During 9/11, survival meant evacuating the south tower of the World Trade Center. In 2011, survival on the northeast coast of Japan meant going uphill or far inland. Our climate crisis requires us to evacuate our normal ways of doing things. That will not always be cheap or easy, but divestment can be done now with no loss, even possibly with an upside, say many financial analysts. In any case, it’s the only honorable and sane thing to do—for the young who will be alive in 2064, for the beauty and complexity of the world we have been given, including all the other living things on it, for the sake of the people who are already suffering and will suffer more because of the disruption of the elegant system that is the Earth we inherited.

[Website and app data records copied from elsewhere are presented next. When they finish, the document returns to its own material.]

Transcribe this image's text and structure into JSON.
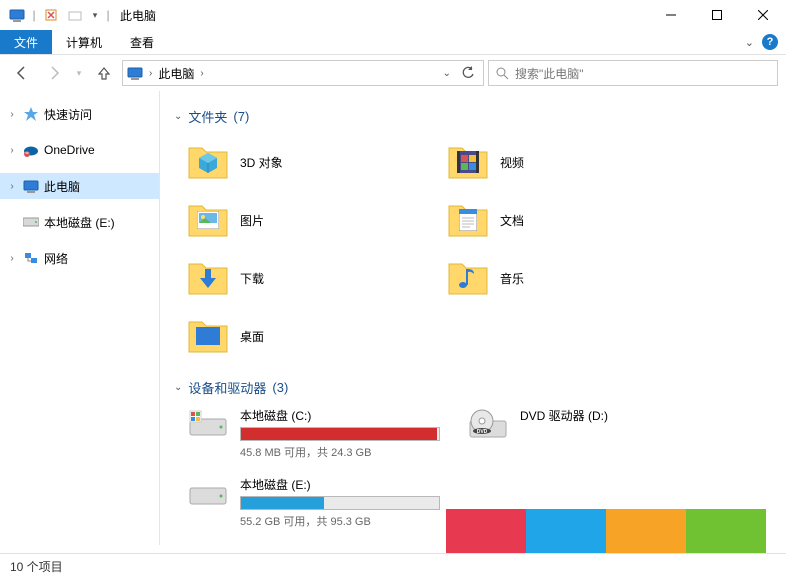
{
  "window": {
    "title": "此电脑"
  },
  "menubar": {
    "file": "文件",
    "computer": "计算机",
    "view": "查看"
  },
  "nav": {
    "breadcrumb": "此电脑",
    "search_placeholder": "搜索\"此电脑\""
  },
  "sidebar": {
    "quick_access": "快速访问",
    "onedrive": "OneDrive",
    "this_pc": "此电脑",
    "local_disk_e": "本地磁盘 (E:)",
    "network": "网络"
  },
  "groups": {
    "folders": {
      "label": "文件夹",
      "count": "(7)"
    },
    "devices": {
      "label": "设备和驱动器",
      "count": "(3)"
    }
  },
  "folders": {
    "objects3d": "3D 对象",
    "videos": "视频",
    "pictures": "图片",
    "documents": "文档",
    "downloads": "下载",
    "music": "音乐",
    "desktop": "桌面"
  },
  "drives": {
    "c": {
      "name": "本地磁盘 (C:)",
      "stats": "45.8 MB 可用，共 24.3 GB",
      "fill_pct": 99,
      "fill_color": "#d22e2e"
    },
    "e": {
      "name": "本地磁盘 (E:)",
      "stats": "55.2 GB 可用，共 95.3 GB",
      "fill_pct": 42,
      "fill_color": "#26a0da"
    },
    "dvd": {
      "name": "DVD 驱动器 (D:)"
    }
  },
  "status": {
    "items": "10 个项目"
  },
  "strip_colors": [
    "#e7394f",
    "#20a6e8",
    "#f7a325",
    "#71c232"
  ]
}
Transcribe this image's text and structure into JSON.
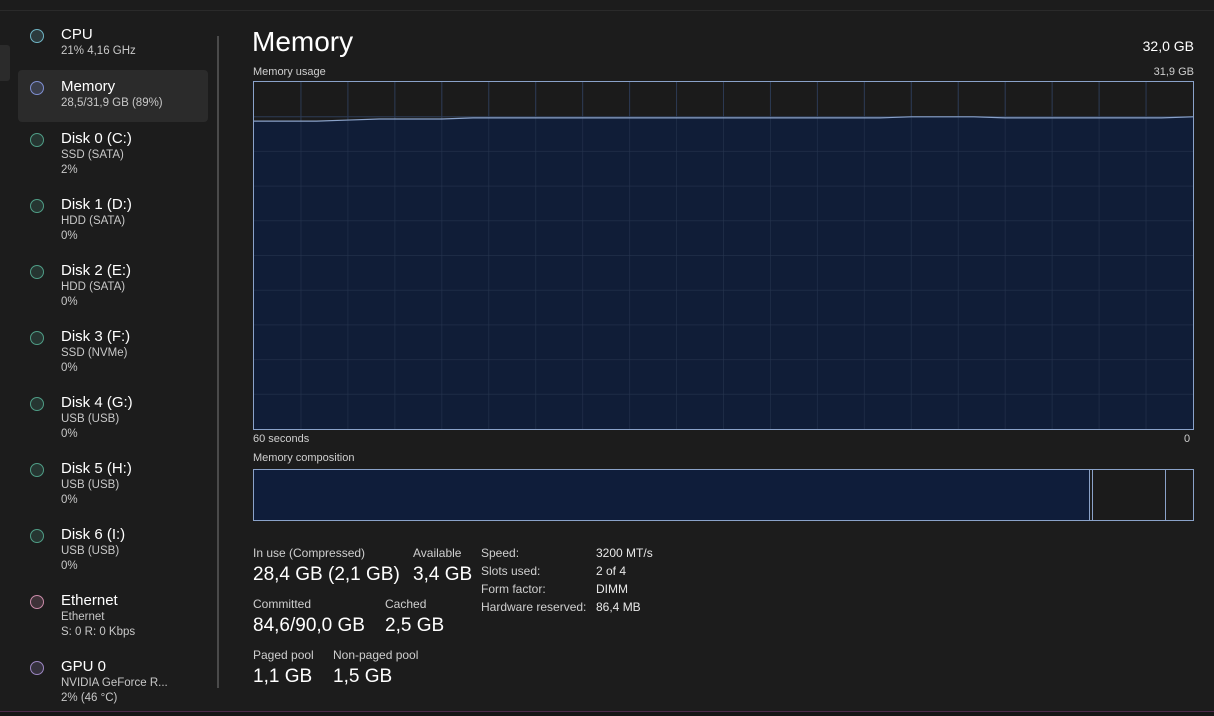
{
  "sidebar": {
    "items": [
      {
        "title": "CPU",
        "line1": "21%  4,16 GHz",
        "line2": "",
        "color": "#6fb4c4"
      },
      {
        "title": "Memory",
        "line1": "28,5/31,9 GB (89%)",
        "line2": "",
        "color": "#7f8fd2"
      },
      {
        "title": "Disk 0 (C:)",
        "line1": "SSD (SATA)",
        "line2": "2%",
        "color": "#4f9d86"
      },
      {
        "title": "Disk 1 (D:)",
        "line1": "HDD (SATA)",
        "line2": "0%",
        "color": "#4f9d86"
      },
      {
        "title": "Disk 2 (E:)",
        "line1": "HDD (SATA)",
        "line2": "0%",
        "color": "#4f9d86"
      },
      {
        "title": "Disk 3 (F:)",
        "line1": "SSD (NVMe)",
        "line2": "0%",
        "color": "#4f9d86"
      },
      {
        "title": "Disk 4 (G:)",
        "line1": "USB (USB)",
        "line2": "0%",
        "color": "#4f9d86"
      },
      {
        "title": "Disk 5 (H:)",
        "line1": "USB (USB)",
        "line2": "0%",
        "color": "#4f9d86"
      },
      {
        "title": "Disk 6 (I:)",
        "line1": "USB (USB)",
        "line2": "0%",
        "color": "#4f9d86"
      },
      {
        "title": "Ethernet",
        "line1": "Ethernet",
        "line2": "S: 0 R: 0 Kbps",
        "color": "#c98aa8"
      },
      {
        "title": "GPU 0",
        "line1": "NVIDIA GeForce R...",
        "line2": "2%  (46 °C)",
        "color": "#9c86c2"
      }
    ]
  },
  "main": {
    "title": "Memory",
    "total": "32,0 GB",
    "usage_label": "Memory usage",
    "usage_max": "31,9 GB",
    "axis_left": "60 seconds",
    "axis_right": "0",
    "composition_label": "Memory composition"
  },
  "stats": {
    "in_use_label": "In use (Compressed)",
    "in_use_value": "28,4 GB (2,1 GB)",
    "available_label": "Available",
    "available_value": "3,4 GB",
    "committed_label": "Committed",
    "committed_value": "84,6/90,0 GB",
    "cached_label": "Cached",
    "cached_value": "2,5 GB",
    "paged_label": "Paged pool",
    "paged_value": "1,1 GB",
    "nonpaged_label": "Non-paged pool",
    "nonpaged_value": "1,5 GB"
  },
  "specs": {
    "speed_label": "Speed:",
    "speed_value": "3200 MT/s",
    "slots_label": "Slots used:",
    "slots_value": "2 of 4",
    "form_label": "Form factor:",
    "form_value": "DIMM",
    "hwres_label": "Hardware reserved:",
    "hwres_value": "86,4 MB"
  },
  "chart_data": {
    "type": "area",
    "x": [
      60,
      58,
      56,
      54,
      52,
      50,
      48,
      46,
      44,
      42,
      40,
      38,
      36,
      34,
      32,
      30,
      28,
      26,
      24,
      22,
      20,
      18,
      16,
      14,
      12,
      10,
      8,
      6,
      4,
      2,
      0
    ],
    "values": [
      28.3,
      28.3,
      28.3,
      28.4,
      28.5,
      28.5,
      28.5,
      28.6,
      28.6,
      28.6,
      28.6,
      28.6,
      28.6,
      28.6,
      28.6,
      28.6,
      28.6,
      28.6,
      28.6,
      28.6,
      28.6,
      28.7,
      28.7,
      28.7,
      28.6,
      28.6,
      28.6,
      28.6,
      28.6,
      28.6,
      28.7
    ],
    "ylim": [
      0,
      31.9
    ],
    "xlabel": "60 seconds",
    "grid": true,
    "colors": {
      "fill": "#0f1d3a",
      "line": "#8aa2c9",
      "grid": "#2c3a52"
    }
  },
  "composition": {
    "in_use_gb": 28.4,
    "modified_gb": 0.1,
    "standby_gb": 2.5,
    "total_gb": 31.9
  }
}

The Oregonian continues to go deep on coverage of oil-by-rail shipments. In a ground-breaking move, they conducted chemical analyses of the fuel now rolling through Portland en route to a Columbia River terminal. They found that the oil is, in some cases, more volatile than gasoline.
Speaking of which, here’s an example from Canada of the Kafka-esque logic we’re seeing around oil-by-rail in the US. The railway is refusing to divulge information to the Toronto public “out of security concerns.” Which is sort of nuts if you think about it. It amounts to saying something like, “sure, we’re moving city-destroying firebombs through your neighborhood, but talking about it is too dangerous.” (Um, guys, it’s not the information that’s dangerous. It’s the exploding trains.)
A good interactive feature at Businessweek documents 25 years of oil spills.
Montana documentary filmmaker Gene Bernofsky takes aim at Arch Coal and highlights women opposing their operations in the Northwest and beyond.
My heart was in my throat watching this future Darwin Award winner.